Any time I see a government effort in using video these days I like to applaud it. Providing information in an appealing visual format that is designed with the web in mind first , will soon be standard practice (that’s my hope anyway). Remember, it’s not about getting the most views on YouTube, but rather understanding that YouTube is the world’s second largest search engine. Any time you post up a video you place a powerful digital footprint on the web for others to find. This is especially true if you tag and title the video strategically based on search patterns. The embedded video below was created and released by Transport Canada. It was adapted, with permission, from an original version developed by the Department of Justice (Victoria, Australia). The video explains in a simple , visual manner the key points (relevant to all public servants) of the Guideline on External Use of Web 2.0 , which was released by the Treasury Board of Canada Secretariat in late 2011. It should be watched by every public servant and in my own personal opinion added as a supplemental video to the Treasury Board website (on the guideline page) for added visibility. Enjoy.
After years of hearing “it’ll be released next week” promises, I finally got to witness the official announcement this morning from Minister Tony Clement: The Treasury Board Secretariat’s Guideline for External Use of Web 2.0 is now public.

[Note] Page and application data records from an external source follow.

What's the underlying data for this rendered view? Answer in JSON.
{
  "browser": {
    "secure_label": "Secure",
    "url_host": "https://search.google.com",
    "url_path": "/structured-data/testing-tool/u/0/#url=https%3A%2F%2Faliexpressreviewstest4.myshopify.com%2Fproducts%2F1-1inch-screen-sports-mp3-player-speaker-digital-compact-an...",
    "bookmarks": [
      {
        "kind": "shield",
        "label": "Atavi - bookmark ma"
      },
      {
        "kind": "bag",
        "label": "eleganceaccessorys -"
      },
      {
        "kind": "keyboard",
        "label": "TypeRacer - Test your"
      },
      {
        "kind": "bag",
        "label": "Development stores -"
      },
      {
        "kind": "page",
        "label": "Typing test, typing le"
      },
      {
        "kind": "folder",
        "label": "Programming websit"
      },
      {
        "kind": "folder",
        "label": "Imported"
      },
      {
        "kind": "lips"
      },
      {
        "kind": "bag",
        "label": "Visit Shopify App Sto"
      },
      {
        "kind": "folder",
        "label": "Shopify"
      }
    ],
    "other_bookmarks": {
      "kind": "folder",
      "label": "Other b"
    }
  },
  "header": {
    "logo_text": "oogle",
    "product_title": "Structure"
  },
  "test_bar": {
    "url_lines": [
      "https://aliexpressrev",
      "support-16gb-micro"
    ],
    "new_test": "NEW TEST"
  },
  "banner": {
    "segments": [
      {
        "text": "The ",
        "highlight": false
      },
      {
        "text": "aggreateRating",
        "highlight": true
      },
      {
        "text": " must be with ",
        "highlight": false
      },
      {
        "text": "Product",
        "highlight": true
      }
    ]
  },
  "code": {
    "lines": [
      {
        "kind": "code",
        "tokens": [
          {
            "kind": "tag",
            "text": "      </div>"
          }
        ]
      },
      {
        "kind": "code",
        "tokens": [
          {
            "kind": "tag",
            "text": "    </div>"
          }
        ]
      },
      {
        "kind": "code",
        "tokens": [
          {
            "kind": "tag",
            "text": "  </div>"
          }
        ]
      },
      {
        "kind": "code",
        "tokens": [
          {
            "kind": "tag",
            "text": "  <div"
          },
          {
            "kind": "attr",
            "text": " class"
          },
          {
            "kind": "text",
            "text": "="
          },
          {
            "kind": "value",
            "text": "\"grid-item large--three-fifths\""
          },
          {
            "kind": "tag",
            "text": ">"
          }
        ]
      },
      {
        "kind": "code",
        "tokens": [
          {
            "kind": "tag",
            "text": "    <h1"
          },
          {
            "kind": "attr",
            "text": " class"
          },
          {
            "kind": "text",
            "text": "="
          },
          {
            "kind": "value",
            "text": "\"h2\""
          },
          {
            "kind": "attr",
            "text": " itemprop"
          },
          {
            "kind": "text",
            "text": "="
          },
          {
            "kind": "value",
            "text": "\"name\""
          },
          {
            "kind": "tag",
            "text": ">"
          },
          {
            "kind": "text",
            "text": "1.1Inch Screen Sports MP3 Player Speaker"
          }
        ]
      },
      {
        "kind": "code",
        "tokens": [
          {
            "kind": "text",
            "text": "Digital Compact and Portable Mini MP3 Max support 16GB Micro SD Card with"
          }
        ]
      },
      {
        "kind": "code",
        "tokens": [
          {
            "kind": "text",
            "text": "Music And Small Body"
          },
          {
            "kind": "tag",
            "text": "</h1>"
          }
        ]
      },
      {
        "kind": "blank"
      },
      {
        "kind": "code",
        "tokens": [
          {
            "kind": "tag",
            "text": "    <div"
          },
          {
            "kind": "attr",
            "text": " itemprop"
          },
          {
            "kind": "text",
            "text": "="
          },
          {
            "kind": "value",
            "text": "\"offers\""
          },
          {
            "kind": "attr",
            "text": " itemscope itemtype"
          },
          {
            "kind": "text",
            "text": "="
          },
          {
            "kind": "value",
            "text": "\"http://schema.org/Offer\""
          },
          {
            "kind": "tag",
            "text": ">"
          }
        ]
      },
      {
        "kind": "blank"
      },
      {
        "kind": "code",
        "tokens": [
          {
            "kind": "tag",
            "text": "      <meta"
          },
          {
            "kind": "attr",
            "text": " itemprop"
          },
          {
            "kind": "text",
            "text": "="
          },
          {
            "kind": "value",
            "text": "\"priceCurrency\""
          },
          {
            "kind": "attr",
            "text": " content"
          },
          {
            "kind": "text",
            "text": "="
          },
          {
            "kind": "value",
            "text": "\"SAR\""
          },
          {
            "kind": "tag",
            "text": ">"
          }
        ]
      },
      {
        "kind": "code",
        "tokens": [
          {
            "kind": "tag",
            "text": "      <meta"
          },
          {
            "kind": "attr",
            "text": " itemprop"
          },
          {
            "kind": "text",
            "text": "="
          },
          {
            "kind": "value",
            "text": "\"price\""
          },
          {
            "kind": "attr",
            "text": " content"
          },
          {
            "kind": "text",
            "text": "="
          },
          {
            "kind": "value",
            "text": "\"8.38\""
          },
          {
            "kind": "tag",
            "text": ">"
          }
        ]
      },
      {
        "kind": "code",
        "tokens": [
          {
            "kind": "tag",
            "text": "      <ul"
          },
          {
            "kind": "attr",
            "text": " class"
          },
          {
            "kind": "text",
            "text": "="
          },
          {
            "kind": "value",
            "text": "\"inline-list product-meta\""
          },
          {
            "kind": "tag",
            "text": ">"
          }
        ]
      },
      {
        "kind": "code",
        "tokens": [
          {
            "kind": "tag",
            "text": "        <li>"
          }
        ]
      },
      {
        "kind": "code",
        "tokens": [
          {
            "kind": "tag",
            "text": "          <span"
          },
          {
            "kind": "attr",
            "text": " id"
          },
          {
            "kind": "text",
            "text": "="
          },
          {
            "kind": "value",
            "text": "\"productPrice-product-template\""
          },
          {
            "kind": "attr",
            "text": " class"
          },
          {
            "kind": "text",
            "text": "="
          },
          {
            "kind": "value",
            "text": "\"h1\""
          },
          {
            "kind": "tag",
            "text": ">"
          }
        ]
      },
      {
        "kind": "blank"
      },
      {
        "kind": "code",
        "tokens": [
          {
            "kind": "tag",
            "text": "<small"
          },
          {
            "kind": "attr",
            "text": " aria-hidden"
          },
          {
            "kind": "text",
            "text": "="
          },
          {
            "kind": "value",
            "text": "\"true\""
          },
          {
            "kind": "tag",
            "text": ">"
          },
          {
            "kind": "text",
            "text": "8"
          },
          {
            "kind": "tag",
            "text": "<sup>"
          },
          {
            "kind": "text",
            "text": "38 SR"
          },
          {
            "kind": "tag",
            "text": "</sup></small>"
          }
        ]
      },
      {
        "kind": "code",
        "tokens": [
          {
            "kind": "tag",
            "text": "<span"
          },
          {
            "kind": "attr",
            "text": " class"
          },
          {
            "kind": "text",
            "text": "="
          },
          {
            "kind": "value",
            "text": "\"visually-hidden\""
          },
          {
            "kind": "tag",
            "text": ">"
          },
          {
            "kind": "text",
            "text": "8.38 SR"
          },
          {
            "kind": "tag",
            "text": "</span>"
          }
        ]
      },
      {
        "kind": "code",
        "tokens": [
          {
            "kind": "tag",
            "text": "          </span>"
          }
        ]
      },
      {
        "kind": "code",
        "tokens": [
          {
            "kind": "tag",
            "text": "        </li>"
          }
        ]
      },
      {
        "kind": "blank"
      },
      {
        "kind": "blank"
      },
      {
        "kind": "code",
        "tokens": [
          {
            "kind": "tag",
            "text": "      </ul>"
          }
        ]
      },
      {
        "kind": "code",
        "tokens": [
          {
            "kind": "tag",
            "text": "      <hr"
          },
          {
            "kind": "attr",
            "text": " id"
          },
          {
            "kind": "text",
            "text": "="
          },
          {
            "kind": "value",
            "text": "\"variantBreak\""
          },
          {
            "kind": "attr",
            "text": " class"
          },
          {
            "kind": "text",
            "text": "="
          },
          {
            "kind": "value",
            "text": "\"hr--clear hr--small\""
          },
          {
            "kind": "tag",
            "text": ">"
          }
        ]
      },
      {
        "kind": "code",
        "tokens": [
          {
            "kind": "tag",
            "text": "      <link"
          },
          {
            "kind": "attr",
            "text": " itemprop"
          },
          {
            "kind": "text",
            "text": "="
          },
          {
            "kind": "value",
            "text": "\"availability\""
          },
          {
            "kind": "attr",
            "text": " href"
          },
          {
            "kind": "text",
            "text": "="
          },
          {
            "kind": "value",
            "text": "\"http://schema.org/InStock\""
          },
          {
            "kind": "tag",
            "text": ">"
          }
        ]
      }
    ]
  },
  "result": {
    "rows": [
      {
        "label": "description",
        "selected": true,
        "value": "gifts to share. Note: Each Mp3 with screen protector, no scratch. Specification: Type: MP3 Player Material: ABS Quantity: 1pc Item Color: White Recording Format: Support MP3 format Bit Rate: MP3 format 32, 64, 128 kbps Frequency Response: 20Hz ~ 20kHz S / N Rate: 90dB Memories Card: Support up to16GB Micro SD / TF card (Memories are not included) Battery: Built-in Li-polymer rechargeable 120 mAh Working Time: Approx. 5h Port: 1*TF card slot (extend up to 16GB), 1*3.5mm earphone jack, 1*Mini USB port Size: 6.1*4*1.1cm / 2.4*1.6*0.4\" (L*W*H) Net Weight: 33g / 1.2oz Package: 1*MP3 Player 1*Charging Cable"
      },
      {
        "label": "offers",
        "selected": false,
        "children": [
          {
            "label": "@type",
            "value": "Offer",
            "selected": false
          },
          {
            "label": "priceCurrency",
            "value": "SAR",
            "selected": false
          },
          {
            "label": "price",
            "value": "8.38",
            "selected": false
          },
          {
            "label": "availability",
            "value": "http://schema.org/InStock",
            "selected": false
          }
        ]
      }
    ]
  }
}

Here is an excerpt from Tony’s speech:
“Web 2.0 tools provide additional means of interactive communications between government institutions and Canadians. These tools are the modern-day equivalents of town halls. They can be used for various purposes including recruitment, emergency communications, and service delivery. They also help provide valuable information to the public, stakeholders, and act as tools for consultations. Continue reading “Guideline for External Use of Web 2.0 in the Government of Canada”